The task
Count every line that includes the string "icon" in the entries that follow. Nothing besides the number is needed.

(Items from an interface collection)
====
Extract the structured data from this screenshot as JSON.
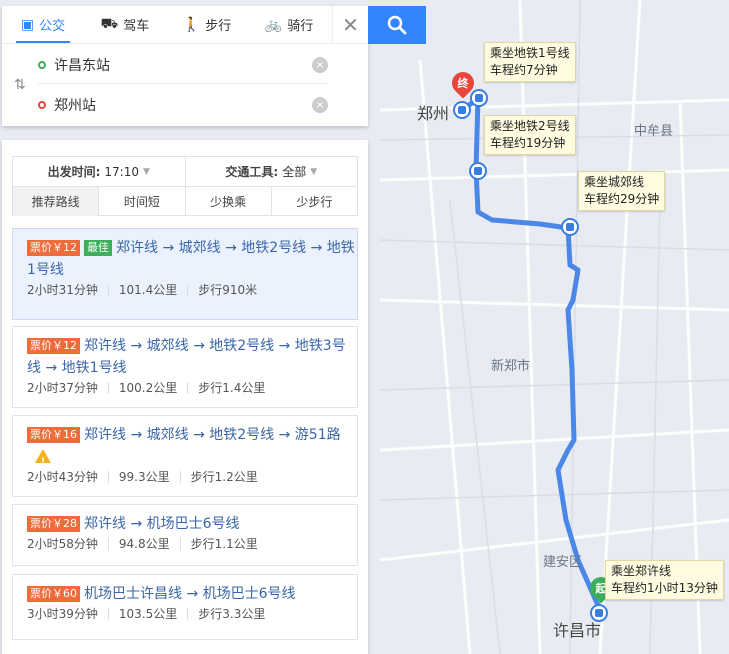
{
  "map": {
    "labels": {
      "zhengzhou": "郑州",
      "zhongmou": "中牟县",
      "xinzheng": "新郑市",
      "jianan": "建安区",
      "xuchang": "许昌市"
    },
    "callouts": {
      "metro1": [
        "乘坐地铁1号线",
        "车程约7分钟"
      ],
      "metro2": [
        "乘坐地铁2号线",
        "车程约19分钟"
      ],
      "chengjiao": [
        "乘坐城郊线",
        "车程约29分钟"
      ],
      "zhengxu": [
        "乘坐郑许线",
        "车程约1小时13分钟"
      ]
    },
    "markers": {
      "end": "终",
      "start": "起"
    },
    "route_color": "#4a87e6"
  },
  "topbar": {
    "modes": [
      {
        "label": "公交",
        "icon": "bus-icon",
        "active": true
      },
      {
        "label": "驾车",
        "icon": "car-icon",
        "active": false
      },
      {
        "label": "步行",
        "icon": "walk-icon",
        "active": false
      },
      {
        "label": "骑行",
        "icon": "bike-icon",
        "active": false
      }
    ],
    "origin": "许昌东站",
    "destination": "郑州站",
    "close": "✕"
  },
  "filters": {
    "depart_label": "出发时间:",
    "depart_value": "17:10",
    "tool_label": "交通工具:",
    "tool_value": "全部",
    "tabs": [
      "推荐路线",
      "时间短",
      "少换乘",
      "少步行"
    ]
  },
  "routes": [
    {
      "price": "票价￥12",
      "best": "最佳",
      "text": "郑许线 → 城郊线 → 地铁2号线 → 地铁1号线",
      "duration": "2小时31分钟",
      "distance": "101.4公里",
      "walk": "步行910米"
    },
    {
      "price": "票价￥12",
      "text": "郑许线 → 城郊线 → 地铁2号线 → 地铁3号线 → 地铁1号线",
      "duration": "2小时37分钟",
      "distance": "100.2公里",
      "walk": "步行1.4公里"
    },
    {
      "price": "票价￥16",
      "text": "郑许线 → 城郊线 → 地铁2号线 → 游51路",
      "duration": "2小时43分钟",
      "distance": "99.3公里",
      "walk": "步行1.2公里"
    },
    {
      "price": "票价￥28",
      "text": "郑许线 → 机场巴士6号线",
      "duration": "2小时58分钟",
      "distance": "94.8公里",
      "walk": "步行1.1公里"
    },
    {
      "price": "票价￥60",
      "text": "机场巴士许昌线 → 机场巴士6号线",
      "duration": "3小时39分钟",
      "distance": "103.5公里",
      "walk": "步行3.3公里"
    }
  ],
  "colors": {
    "accent": "#3385ff",
    "price_badge": "#ed6c3a",
    "best_badge": "#3dae5a",
    "link_text": "#3a66a8"
  }
}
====
Response area
4